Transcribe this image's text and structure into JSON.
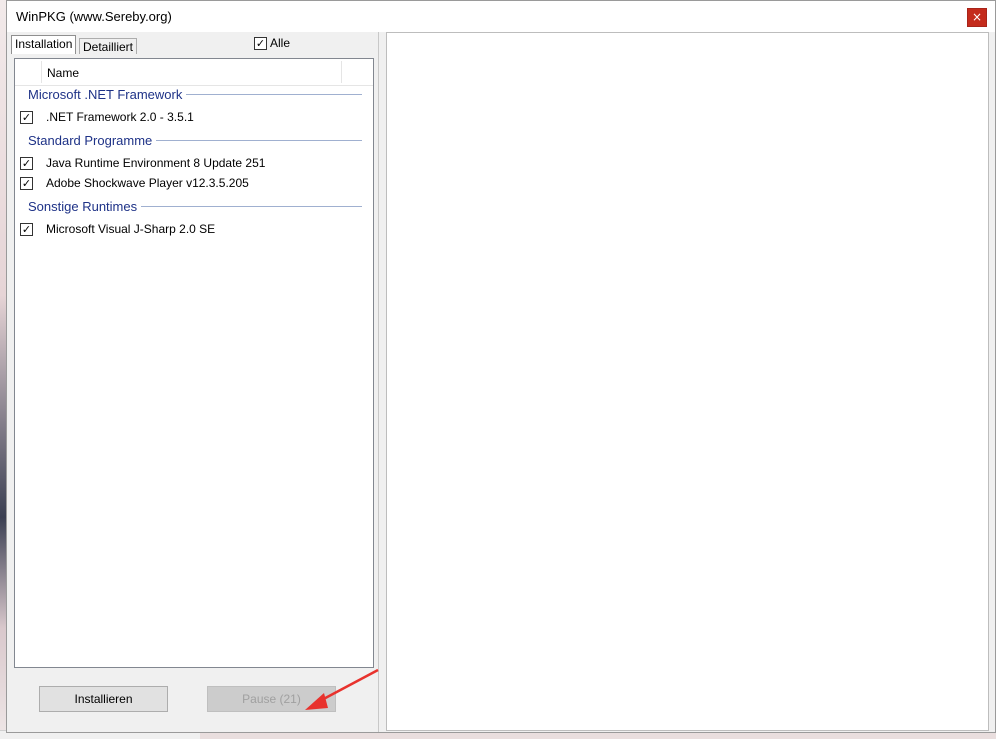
{
  "window": {
    "title": "WinPKG (www.Sereby.org)",
    "close_glyph": "×"
  },
  "tabs": [
    {
      "label": "Installation",
      "active": true
    },
    {
      "label": "Detailliert",
      "active": false
    }
  ],
  "select_all": {
    "label": "Alle",
    "checked": true
  },
  "list": {
    "column_name": "Name",
    "groups": [
      {
        "title": "Microsoft .NET Framework",
        "items": [
          {
            "label": ".NET Framework 2.0 - 3.5.1",
            "checked": true
          }
        ]
      },
      {
        "title": "Standard Programme",
        "items": [
          {
            "label": "Java Runtime Environment 8 Update 251",
            "checked": true
          },
          {
            "label": "Adobe Shockwave Player v12.3.5.205",
            "checked": true
          }
        ]
      },
      {
        "title": "Sonstige Runtimes",
        "items": [
          {
            "label": "Microsoft Visual J-Sharp 2.0 SE",
            "checked": true
          }
        ]
      }
    ]
  },
  "buttons": {
    "install_label": "Installieren",
    "pause_label": "Pause (21)"
  },
  "colors": {
    "group_title": "#1e3287",
    "close_button": "#c42b1c",
    "annotation_arrow": "#e8322d"
  },
  "icons": {
    "checkmark": "✓",
    "annotation": "red-arrow-icon"
  }
}
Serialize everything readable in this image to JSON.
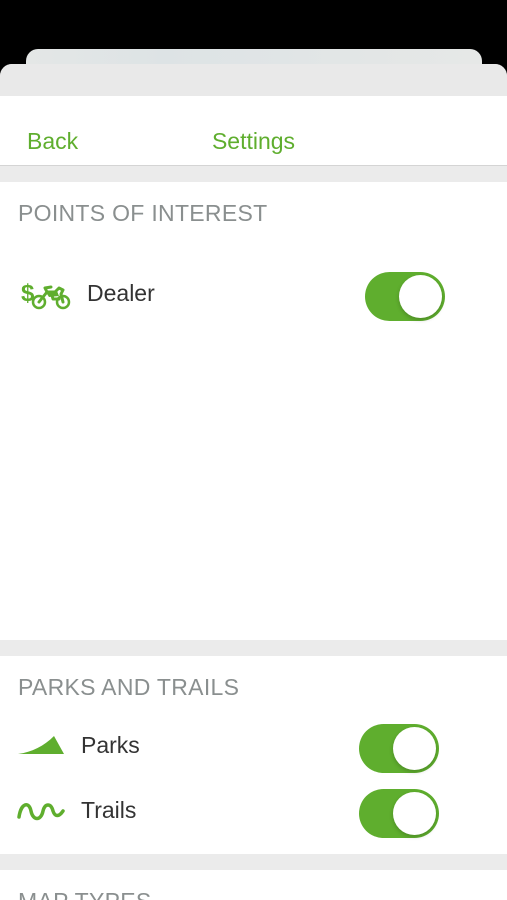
{
  "colors": {
    "accent": "#5fae2e",
    "section_header": "#8a8f8f",
    "background_group": "#ebebeb"
  },
  "navbar": {
    "back_label": "Back",
    "title": "Settings"
  },
  "sections": [
    {
      "header": "POINTS OF INTEREST",
      "items": [
        {
          "label": "Dealer",
          "icon": "dealer-motorcycle-icon",
          "enabled": true
        }
      ]
    },
    {
      "header": "PARKS AND TRAILS",
      "items": [
        {
          "label": "Parks",
          "icon": "park-hill-icon",
          "enabled": true
        },
        {
          "label": "Trails",
          "icon": "trail-squiggle-icon",
          "enabled": true
        }
      ]
    },
    {
      "header": "MAP TYPES",
      "items": []
    }
  ]
}
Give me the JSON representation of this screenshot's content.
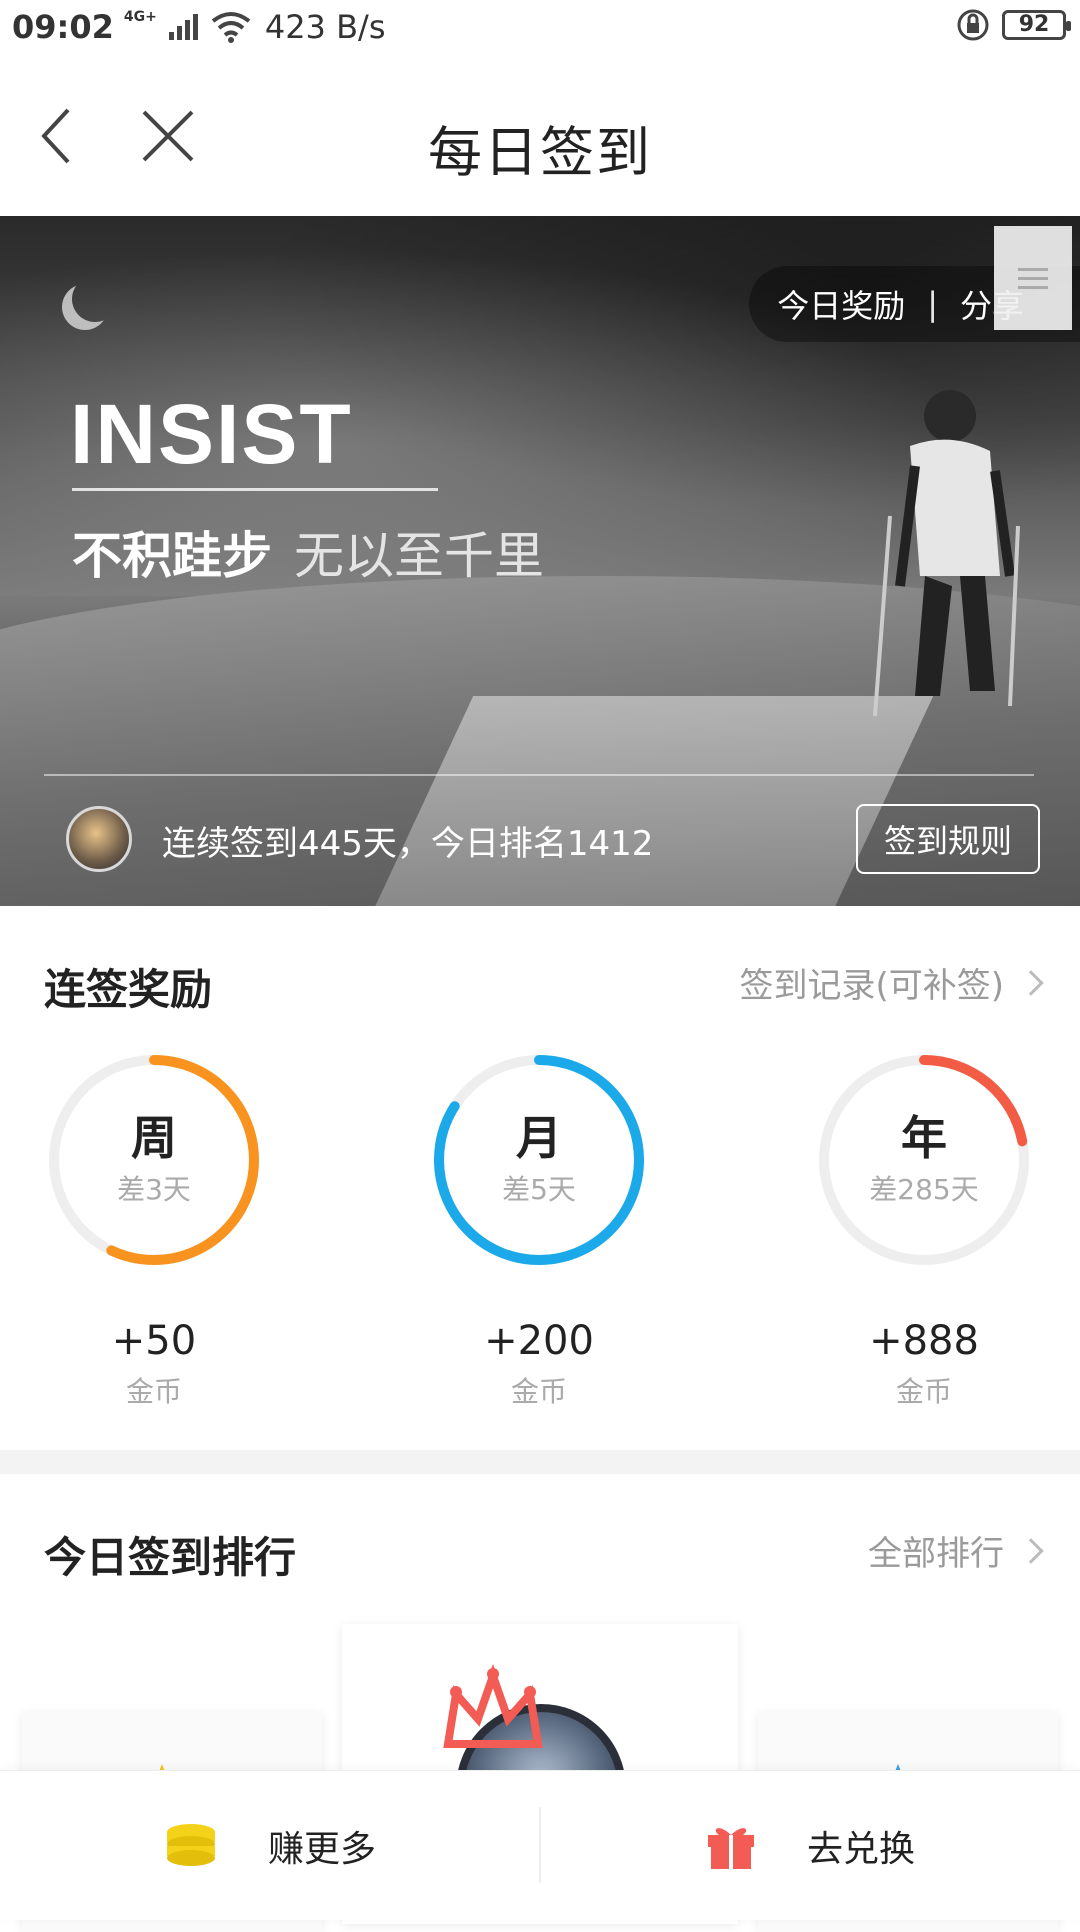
{
  "status_bar": {
    "time": "09:02",
    "network": "4G+",
    "speed": "423 B/s",
    "battery": "92"
  },
  "header": {
    "title": "每日签到"
  },
  "banner": {
    "actions": {
      "reward": "今日奖励",
      "separator": "|",
      "share": "分享"
    },
    "headline": "INSIST",
    "motto_a": "不积跬步",
    "motto_b": "无以至千里",
    "streak_text": "连续签到445天，今日排名1412",
    "rules_button": "签到规则"
  },
  "rewards": {
    "title": "连签奖励",
    "link": "签到记录(可补签)",
    "items": [
      {
        "label": "周",
        "remaining": "差3天",
        "amount": "+50",
        "unit": "金币",
        "color": "#f7931e",
        "progress": 0.57
      },
      {
        "label": "月",
        "remaining": "差5天",
        "amount": "+200",
        "unit": "金币",
        "color": "#1ba9ea",
        "progress": 0.84
      },
      {
        "label": "年",
        "remaining": "差285天",
        "amount": "+888",
        "unit": "金币",
        "color": "#f25c44",
        "progress": 0.22
      }
    ]
  },
  "ranking": {
    "title": "今日签到排行",
    "link": "全部排行"
  },
  "bottom_bar": {
    "earn_more": "赚更多",
    "redeem": "去兑换",
    "earn_icon_color": "#f5d21a",
    "redeem_icon_color": "#f25c54"
  }
}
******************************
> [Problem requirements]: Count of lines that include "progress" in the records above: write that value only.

> [Your response]: 3